INPUT RECORDS:
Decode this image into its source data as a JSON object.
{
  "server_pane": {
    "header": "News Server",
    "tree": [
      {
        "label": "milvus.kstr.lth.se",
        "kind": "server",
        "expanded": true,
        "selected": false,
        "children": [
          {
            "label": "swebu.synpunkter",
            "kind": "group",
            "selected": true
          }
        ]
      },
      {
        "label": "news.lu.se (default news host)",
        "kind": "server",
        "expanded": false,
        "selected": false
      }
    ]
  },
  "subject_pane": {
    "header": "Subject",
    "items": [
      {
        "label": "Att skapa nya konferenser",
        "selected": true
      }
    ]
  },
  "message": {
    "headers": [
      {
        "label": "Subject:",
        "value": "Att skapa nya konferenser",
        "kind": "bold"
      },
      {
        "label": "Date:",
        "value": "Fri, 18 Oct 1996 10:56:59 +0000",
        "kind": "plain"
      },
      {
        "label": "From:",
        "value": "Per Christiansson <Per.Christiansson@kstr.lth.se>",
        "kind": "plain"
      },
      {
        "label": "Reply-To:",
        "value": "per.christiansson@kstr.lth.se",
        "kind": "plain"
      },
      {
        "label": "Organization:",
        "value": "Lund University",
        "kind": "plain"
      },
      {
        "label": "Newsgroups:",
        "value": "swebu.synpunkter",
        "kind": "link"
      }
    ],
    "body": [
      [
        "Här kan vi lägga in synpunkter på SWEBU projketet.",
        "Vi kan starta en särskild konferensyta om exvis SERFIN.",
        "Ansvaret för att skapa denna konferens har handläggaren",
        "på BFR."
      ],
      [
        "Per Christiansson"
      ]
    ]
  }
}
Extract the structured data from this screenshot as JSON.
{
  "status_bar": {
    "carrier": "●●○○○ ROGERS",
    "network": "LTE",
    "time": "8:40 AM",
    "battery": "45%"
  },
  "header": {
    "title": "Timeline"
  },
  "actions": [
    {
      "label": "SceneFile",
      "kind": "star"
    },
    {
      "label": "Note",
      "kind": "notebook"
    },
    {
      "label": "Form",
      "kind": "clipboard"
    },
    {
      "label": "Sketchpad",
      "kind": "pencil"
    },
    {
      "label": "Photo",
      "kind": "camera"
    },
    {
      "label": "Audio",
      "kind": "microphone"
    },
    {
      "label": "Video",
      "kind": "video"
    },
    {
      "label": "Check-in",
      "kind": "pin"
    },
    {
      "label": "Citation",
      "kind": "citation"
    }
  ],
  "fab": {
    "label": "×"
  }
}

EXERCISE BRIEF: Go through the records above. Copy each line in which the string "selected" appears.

RESULT OF THE EXERCISE:
        "selected": false,
            "selected": true
        "selected": false
        "selected": true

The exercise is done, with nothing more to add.